**Dataset:**
★ ★ ★ ★ ★ ★ ★

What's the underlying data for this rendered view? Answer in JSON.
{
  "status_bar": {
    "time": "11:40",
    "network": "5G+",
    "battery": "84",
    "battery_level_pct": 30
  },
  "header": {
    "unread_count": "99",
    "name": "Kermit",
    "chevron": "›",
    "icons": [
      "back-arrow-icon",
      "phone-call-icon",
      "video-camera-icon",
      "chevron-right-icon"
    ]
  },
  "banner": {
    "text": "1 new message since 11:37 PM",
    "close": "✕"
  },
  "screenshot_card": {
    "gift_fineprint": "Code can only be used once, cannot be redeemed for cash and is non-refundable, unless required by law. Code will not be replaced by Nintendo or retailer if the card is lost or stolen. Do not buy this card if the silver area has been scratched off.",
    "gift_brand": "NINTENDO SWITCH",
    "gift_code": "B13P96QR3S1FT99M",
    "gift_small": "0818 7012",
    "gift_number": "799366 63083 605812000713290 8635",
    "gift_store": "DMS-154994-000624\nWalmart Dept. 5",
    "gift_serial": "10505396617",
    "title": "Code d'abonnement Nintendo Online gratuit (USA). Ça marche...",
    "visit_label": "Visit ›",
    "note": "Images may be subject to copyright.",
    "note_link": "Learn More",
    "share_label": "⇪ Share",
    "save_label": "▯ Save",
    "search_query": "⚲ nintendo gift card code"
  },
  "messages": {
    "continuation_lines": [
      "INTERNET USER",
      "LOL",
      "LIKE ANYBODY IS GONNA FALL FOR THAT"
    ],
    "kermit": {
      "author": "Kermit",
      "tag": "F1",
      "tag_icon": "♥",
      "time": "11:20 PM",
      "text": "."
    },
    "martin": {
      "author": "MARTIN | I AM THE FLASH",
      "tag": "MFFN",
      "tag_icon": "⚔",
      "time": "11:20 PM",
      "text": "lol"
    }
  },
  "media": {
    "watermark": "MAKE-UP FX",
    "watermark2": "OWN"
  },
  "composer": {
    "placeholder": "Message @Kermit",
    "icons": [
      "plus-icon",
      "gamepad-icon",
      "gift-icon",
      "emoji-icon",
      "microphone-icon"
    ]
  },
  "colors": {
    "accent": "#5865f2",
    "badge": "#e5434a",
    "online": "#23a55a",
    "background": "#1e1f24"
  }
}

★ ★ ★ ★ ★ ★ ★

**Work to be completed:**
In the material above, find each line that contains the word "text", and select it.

**Response area:**
    "text": "1 new message since 11:37 PM",
      "text": "."
      "text": "lol"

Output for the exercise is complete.